Also in this case the infrastructure for the exploitation of water determines a tension relationship. This is the case of the GAP project (Water Project for South-Eastern Anatolia) of Turkey, in order to ensure the hydroelectric power and irrigation of arid lands and the development of sectors such as industry, tourism, transport, Education, health, telecommunications, mining and oil; a complex of 21 dams that threatens the Kurdish city of Hasankeyf, located in disputed areas with a Kurdish majority.
The Global Risk Assessment of the 2016 World Economic Forum reported that the water crisis was in third place in terms of impact. It is therefore clear that the water crisis is a problem to be faced and not exorcised, with a greater involvement of the scientific community and the global population. For the long term, therefore, it is easy to predict that the availability of water and its exploitation will be increasingly centralized in the hands of the State or increasingly by multinational groups, able to maximize profit in the face of ever decreasing quantitative or qualitative availability.
The concept for which water must be a free and available good for anyone will be overcome. What will this involve? Surely a greater subjection of countries with low availability, and this will be inevitable. It is a cycle that will be repeated as analogously as happened for oil. Through the Aquastat computer graphics it is possible to paint the scenario through the exchange of surface water that takes place through the rivers. Water will be the future geopolitical lever to influence the course of a state, to decide the economic destiny of producer or consumer.
Focusing on the short term the Middle East will surely be the most interesting fault zone including countries such as Turkey, Northern Syria and Iraq, which through the ongoing humanitarian crises, internal conflicts between ethnic groups and collateral damage due to military interventions will sharpen its state of crisis and necessity of water for agricultural use. In the very long period it will be the turn of the Sahel belt, that is the boundary line between the arid desert climate and the most fertile equatorial climate, which covers from west to east: Gambia, Senegal, the southern part of Mauritania, the center of Mali, Burkina Faso, the southern part of Algeria and Niger, the northern part of Nigeria and Cameroon, the central part of Chad, the south of Sudan, the north of South Sudan and Eritrea.
These countries may require more living space to the countries of the African equatorial zone or more to the south. Although a greater demand for water is the expression of greater well-being, it can not be excluded that Africa may be affected by clashes over the exploitation of surface resources. It is the African states that have to invest the greatest economic resources for a quick and easy access to water; if implemented through diplomacy and treaties or through technological investments or, military force will depend on the political “volatility” of the countries.

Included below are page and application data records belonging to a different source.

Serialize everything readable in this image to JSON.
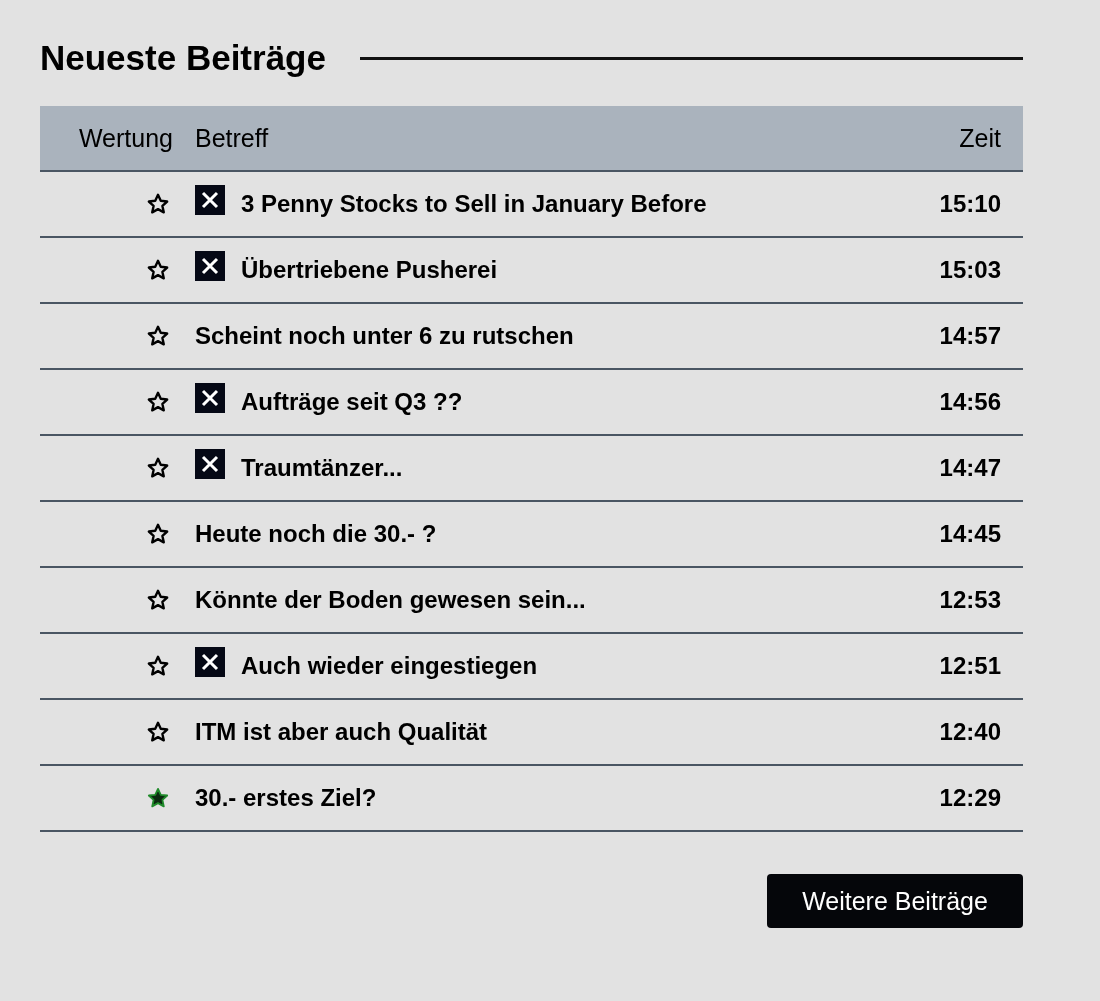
{
  "title": "Neueste Beiträge",
  "table": {
    "columns": [
      "Wertung",
      "Betreff",
      "Zeit"
    ],
    "rows": [
      {
        "rated": false,
        "x_marked": true,
        "subject": "3 Penny Stocks to Sell in January Before",
        "time": "15:10"
      },
      {
        "rated": false,
        "x_marked": true,
        "subject": "Übertriebene Pusherei",
        "time": "15:03"
      },
      {
        "rated": false,
        "x_marked": false,
        "subject": "Scheint noch unter 6 zu rutschen",
        "time": "14:57"
      },
      {
        "rated": false,
        "x_marked": true,
        "subject": "Aufträge seit Q3 ??",
        "time": "14:56"
      },
      {
        "rated": false,
        "x_marked": true,
        "subject": "Traumtänzer...",
        "time": "14:47"
      },
      {
        "rated": false,
        "x_marked": false,
        "subject": "Heute noch die 30.- ?",
        "time": "14:45"
      },
      {
        "rated": false,
        "x_marked": false,
        "subject": "Könnte der Boden gewesen sein...",
        "time": "12:53"
      },
      {
        "rated": false,
        "x_marked": true,
        "subject": "Auch wieder eingestiegen",
        "time": "12:51"
      },
      {
        "rated": false,
        "x_marked": false,
        "subject": "ITM ist aber auch Qualität",
        "time": "12:40"
      },
      {
        "rated": true,
        "x_marked": false,
        "subject": "30.- erstes Ziel?",
        "time": "12:29"
      }
    ]
  },
  "more_button": "Weitere Beiträge"
}
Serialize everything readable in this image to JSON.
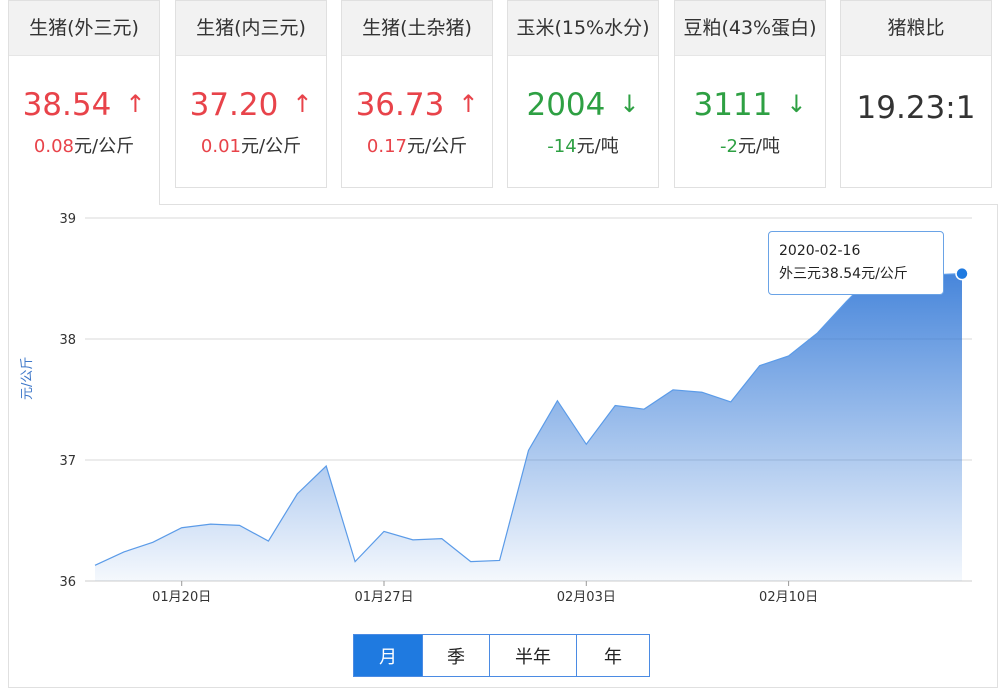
{
  "tabs": [
    {
      "title": "生猪(外三元)",
      "value": "38.54",
      "change_num": "0.08",
      "change_unit": "元/公斤",
      "trend": "up"
    },
    {
      "title": "生猪(内三元)",
      "value": "37.20",
      "change_num": "0.01",
      "change_unit": "元/公斤",
      "trend": "up"
    },
    {
      "title": "生猪(土杂猪)",
      "value": "36.73",
      "change_num": "0.17",
      "change_unit": "元/公斤",
      "trend": "up"
    },
    {
      "title": "玉米(15%水分)",
      "value": "2004",
      "change_num": "-14",
      "change_unit": "元/吨",
      "trend": "down"
    },
    {
      "title": "豆粕(43%蛋白)",
      "value": "3111",
      "change_num": "-2",
      "change_unit": "元/吨",
      "trend": "down"
    },
    {
      "title": "猪粮比",
      "value": "19.23:1",
      "change_num": "",
      "change_unit": "",
      "trend": "neutral"
    }
  ],
  "icons": {
    "up": "arrow-up-icon",
    "down": "arrow-down-icon"
  },
  "colors": {
    "up": "#e8434a",
    "down": "#2ea043",
    "accent": "#1f7ae0"
  },
  "tooltip": {
    "date": "2020-02-16",
    "text": "外三元38.54元/公斤"
  },
  "range_buttons": [
    "月",
    "季",
    "半年",
    "年"
  ],
  "active_range": "月",
  "chart_data": {
    "type": "area",
    "ylabel": "元/公斤",
    "ylim": [
      36,
      39
    ],
    "yticks": [
      36,
      37,
      38,
      39
    ],
    "x_dates": [
      "2020-01-17",
      "2020-01-18",
      "2020-01-19",
      "2020-01-20",
      "2020-01-21",
      "2020-01-22",
      "2020-01-23",
      "2020-01-24",
      "2020-01-25",
      "2020-01-26",
      "2020-01-27",
      "2020-01-28",
      "2020-01-29",
      "2020-01-30",
      "2020-01-31",
      "2020-02-01",
      "2020-02-02",
      "2020-02-03",
      "2020-02-04",
      "2020-02-05",
      "2020-02-06",
      "2020-02-07",
      "2020-02-08",
      "2020-02-09",
      "2020-02-10",
      "2020-02-11",
      "2020-02-12",
      "2020-02-13",
      "2020-02-14",
      "2020-02-15",
      "2020-02-16"
    ],
    "xticks": [
      {
        "label": "01月20日",
        "date": "2020-01-20"
      },
      {
        "label": "01月27日",
        "date": "2020-01-27"
      },
      {
        "label": "02月03日",
        "date": "2020-02-03"
      },
      {
        "label": "02月10日",
        "date": "2020-02-10"
      }
    ],
    "series": [
      {
        "values": [
          36.13,
          36.24,
          36.32,
          36.44,
          36.47,
          36.46,
          36.33,
          36.72,
          36.95,
          36.16,
          36.41,
          36.34,
          36.35,
          36.16,
          36.17,
          37.08,
          37.49,
          37.13,
          37.45,
          37.42,
          37.58,
          37.56,
          37.48,
          37.78,
          37.86,
          38.05,
          38.31,
          38.55,
          38.74,
          38.53,
          38.54
        ]
      }
    ],
    "grid": true
  }
}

SOURCES: “Geopolitica del mondo contemporaneo” Carlo-Jean; The United Nations World Water Development Report 2015; AQUEDUCT water Risk Atlas; Water population prospect 2015; World Water Report 2015; “Hasankeyf, il gioiello sospeso” di Massimiliano Salvo; Aquastat.